▸ Task goal
Scan the lines below for "stats" and copy the matches.

▸ Listed records

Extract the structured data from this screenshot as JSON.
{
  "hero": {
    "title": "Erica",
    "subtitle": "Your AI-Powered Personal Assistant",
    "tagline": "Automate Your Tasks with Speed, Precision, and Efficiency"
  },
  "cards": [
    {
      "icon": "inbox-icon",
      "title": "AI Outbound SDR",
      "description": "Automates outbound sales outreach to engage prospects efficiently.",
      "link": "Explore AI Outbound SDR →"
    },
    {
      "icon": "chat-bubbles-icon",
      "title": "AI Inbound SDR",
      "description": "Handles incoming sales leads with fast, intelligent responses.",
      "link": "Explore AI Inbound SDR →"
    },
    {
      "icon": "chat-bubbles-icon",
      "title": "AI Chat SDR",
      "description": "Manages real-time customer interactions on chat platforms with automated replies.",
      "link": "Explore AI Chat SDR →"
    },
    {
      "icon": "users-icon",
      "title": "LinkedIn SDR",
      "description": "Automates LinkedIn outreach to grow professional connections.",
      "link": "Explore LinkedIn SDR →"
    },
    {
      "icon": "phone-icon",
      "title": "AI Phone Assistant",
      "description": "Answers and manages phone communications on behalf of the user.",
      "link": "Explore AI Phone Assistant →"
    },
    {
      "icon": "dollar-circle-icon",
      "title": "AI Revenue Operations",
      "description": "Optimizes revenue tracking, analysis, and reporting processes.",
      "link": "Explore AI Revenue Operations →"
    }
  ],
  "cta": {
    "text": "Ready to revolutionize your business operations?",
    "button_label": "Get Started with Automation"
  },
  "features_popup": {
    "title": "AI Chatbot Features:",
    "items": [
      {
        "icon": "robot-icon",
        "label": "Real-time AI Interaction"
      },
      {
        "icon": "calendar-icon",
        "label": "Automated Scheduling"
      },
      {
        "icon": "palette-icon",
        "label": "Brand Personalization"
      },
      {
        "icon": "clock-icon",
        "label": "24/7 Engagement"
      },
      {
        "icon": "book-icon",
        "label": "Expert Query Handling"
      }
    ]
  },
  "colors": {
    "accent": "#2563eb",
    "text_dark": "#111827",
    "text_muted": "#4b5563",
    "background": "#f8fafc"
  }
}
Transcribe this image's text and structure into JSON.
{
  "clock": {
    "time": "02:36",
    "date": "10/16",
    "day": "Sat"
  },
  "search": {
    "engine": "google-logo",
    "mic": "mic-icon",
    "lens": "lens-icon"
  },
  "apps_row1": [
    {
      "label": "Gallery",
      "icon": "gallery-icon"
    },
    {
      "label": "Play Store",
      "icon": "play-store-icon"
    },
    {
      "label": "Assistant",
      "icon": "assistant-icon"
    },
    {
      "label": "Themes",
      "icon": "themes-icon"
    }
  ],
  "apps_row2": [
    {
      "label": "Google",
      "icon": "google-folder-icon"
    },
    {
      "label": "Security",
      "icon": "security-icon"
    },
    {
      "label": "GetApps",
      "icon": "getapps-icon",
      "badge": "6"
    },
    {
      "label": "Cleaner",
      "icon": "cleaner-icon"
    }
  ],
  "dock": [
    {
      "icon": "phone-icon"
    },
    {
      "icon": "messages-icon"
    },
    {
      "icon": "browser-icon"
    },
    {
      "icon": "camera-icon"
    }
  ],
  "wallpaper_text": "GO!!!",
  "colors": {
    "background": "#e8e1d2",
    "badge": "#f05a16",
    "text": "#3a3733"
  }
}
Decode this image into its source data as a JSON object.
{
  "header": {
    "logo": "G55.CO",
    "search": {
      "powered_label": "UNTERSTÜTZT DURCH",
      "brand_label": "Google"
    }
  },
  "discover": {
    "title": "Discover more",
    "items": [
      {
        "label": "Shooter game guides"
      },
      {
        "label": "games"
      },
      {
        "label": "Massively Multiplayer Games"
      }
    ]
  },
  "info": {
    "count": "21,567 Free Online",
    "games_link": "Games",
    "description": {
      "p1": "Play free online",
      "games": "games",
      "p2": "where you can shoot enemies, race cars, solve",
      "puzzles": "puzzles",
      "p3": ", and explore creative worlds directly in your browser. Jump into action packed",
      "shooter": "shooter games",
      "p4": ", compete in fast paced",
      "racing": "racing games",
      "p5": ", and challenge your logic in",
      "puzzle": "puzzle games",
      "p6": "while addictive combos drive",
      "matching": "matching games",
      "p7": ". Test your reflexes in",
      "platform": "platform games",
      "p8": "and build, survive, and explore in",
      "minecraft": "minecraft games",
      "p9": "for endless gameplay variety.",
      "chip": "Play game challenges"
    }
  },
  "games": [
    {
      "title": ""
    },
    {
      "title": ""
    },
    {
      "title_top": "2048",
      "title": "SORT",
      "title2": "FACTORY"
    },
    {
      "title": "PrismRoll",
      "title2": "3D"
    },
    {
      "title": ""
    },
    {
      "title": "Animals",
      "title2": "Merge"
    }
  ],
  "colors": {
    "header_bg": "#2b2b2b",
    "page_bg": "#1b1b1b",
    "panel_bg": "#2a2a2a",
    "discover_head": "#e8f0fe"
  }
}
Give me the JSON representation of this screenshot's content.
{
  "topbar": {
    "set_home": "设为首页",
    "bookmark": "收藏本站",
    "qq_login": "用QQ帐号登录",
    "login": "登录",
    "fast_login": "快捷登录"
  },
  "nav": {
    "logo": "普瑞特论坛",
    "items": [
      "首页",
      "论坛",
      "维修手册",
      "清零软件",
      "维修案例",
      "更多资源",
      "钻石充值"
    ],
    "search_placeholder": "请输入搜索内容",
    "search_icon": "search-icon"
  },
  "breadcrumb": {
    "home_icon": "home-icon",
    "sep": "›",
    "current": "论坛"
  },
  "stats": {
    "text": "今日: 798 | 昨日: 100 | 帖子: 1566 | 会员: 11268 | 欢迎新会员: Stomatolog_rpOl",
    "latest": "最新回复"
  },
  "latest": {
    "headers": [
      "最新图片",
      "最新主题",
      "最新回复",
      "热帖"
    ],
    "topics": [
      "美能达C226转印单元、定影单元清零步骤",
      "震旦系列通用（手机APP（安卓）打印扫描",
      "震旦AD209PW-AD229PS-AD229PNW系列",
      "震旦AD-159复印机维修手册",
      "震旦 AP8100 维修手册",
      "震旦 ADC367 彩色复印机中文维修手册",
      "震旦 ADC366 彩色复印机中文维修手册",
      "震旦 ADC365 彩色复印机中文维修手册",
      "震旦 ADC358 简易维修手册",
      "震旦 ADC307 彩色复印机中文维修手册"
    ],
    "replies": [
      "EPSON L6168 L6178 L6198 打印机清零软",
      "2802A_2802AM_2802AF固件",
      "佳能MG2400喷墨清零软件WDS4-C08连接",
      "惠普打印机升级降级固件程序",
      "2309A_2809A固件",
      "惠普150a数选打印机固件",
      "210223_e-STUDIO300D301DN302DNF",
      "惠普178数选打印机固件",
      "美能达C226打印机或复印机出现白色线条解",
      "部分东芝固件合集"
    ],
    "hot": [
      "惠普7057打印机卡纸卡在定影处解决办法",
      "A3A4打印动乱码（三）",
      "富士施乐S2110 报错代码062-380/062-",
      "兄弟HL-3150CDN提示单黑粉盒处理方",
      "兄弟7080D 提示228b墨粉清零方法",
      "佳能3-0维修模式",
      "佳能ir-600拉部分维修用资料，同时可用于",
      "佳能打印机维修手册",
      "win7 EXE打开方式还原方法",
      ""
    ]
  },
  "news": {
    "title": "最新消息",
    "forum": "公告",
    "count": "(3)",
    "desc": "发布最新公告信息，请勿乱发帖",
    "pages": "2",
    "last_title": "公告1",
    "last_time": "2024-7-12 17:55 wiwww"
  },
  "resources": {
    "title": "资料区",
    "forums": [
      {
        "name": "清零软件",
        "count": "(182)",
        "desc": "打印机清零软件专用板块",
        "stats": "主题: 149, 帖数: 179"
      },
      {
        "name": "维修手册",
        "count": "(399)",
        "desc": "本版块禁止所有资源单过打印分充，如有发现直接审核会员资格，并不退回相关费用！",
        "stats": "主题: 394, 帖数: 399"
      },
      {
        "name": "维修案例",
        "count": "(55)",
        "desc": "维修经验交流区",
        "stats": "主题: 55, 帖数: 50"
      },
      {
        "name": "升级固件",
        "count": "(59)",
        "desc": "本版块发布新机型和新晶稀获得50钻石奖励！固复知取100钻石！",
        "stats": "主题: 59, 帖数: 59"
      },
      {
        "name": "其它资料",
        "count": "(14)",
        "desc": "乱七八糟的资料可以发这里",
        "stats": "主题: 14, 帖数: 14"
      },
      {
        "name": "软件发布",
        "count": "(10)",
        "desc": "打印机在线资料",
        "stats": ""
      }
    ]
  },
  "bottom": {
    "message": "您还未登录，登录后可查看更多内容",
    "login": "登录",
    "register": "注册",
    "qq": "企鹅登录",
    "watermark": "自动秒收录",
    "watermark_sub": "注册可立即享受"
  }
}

▸ Answer for the task
  "stats": {
        "stats": "主题: 149, 帖数: 179"
        "stats": "主题: 394, 帖数: 399"
        "stats": "主题: 55, 帖数: 50"
        "stats": "主题: 59, 帖数: 59"
        "stats": "主题: 14, 帖数: 14"
        "stats": ""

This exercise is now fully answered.